### Exercise directions
For the entries below, report every line that includes the word "home".

### Available data ###

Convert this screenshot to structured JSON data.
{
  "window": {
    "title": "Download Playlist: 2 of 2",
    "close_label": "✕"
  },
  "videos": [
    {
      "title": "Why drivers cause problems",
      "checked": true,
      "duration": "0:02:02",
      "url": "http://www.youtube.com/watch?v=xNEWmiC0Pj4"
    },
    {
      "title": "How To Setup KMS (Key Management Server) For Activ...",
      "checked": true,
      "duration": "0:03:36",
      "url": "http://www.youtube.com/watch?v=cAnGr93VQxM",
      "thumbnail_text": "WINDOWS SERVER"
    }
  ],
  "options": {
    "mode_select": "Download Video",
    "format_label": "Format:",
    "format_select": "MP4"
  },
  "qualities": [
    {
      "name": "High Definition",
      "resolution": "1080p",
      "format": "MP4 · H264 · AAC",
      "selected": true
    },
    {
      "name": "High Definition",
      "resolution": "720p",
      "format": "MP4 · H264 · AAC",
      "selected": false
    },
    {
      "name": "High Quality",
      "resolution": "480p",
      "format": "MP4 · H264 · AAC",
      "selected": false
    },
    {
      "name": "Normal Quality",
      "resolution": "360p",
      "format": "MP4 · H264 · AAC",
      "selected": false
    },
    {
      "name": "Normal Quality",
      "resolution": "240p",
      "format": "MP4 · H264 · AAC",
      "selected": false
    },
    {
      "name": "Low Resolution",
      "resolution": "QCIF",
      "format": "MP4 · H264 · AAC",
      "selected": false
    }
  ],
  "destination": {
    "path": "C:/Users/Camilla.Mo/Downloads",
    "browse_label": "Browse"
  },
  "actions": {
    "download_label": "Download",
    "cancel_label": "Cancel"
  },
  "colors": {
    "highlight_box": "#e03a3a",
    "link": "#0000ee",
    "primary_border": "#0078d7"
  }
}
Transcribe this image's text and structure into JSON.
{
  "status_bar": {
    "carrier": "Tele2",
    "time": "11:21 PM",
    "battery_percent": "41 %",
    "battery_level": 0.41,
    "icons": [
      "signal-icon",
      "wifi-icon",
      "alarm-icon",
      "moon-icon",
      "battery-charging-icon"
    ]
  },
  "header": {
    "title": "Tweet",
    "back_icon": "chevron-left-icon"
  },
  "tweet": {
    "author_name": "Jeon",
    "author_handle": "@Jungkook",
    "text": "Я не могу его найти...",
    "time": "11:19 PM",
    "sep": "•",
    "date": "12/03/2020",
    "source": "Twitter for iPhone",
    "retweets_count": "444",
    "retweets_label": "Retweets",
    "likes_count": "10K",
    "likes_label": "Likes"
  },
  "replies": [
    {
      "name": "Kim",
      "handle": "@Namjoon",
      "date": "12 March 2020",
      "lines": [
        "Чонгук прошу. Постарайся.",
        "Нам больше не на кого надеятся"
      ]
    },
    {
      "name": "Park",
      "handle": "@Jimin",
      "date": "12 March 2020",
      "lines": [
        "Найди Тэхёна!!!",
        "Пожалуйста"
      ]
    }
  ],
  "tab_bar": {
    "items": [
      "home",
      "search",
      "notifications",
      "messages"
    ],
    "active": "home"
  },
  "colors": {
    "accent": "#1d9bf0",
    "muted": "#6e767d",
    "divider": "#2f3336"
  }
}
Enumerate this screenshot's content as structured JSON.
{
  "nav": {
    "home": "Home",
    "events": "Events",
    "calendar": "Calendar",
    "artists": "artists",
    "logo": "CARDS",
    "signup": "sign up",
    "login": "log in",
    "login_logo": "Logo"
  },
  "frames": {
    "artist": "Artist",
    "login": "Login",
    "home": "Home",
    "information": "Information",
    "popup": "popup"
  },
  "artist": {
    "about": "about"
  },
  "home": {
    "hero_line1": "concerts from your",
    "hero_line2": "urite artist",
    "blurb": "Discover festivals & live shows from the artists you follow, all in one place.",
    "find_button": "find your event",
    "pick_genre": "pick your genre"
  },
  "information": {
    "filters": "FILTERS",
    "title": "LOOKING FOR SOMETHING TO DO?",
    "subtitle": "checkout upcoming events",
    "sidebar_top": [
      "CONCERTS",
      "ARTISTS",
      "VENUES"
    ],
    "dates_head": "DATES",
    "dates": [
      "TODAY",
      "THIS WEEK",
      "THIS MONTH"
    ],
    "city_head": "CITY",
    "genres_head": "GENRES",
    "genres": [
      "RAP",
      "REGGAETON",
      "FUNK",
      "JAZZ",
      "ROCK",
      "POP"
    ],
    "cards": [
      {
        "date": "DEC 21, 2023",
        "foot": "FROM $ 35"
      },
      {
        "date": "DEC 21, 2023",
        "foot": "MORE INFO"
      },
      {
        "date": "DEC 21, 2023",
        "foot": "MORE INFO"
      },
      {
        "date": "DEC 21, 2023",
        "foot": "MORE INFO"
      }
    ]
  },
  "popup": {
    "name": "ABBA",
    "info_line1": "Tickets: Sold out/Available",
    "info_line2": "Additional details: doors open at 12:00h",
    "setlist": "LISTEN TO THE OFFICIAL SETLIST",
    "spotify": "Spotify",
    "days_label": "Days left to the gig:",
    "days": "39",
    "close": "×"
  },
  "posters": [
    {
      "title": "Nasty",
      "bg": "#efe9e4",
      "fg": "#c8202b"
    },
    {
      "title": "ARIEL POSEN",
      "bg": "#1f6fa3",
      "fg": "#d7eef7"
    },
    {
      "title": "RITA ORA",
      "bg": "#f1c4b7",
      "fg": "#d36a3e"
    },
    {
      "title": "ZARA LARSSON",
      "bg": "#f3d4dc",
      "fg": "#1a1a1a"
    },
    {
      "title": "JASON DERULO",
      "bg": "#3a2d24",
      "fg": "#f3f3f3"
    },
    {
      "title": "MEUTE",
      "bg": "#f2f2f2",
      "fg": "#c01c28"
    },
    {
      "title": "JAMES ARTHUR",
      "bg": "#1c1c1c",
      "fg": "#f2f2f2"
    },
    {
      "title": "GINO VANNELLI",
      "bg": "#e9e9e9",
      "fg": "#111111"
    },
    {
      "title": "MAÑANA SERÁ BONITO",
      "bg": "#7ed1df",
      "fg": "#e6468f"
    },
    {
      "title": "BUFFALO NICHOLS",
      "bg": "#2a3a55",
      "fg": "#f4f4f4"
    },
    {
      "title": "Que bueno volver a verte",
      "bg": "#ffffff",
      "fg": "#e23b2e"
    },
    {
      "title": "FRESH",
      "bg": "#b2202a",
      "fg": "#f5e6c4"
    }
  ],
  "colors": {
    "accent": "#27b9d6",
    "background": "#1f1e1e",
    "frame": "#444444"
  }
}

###

### Answer section
      "home",
    "active": "home"
    "home": "Home",
    "home": "Home",
  "home": {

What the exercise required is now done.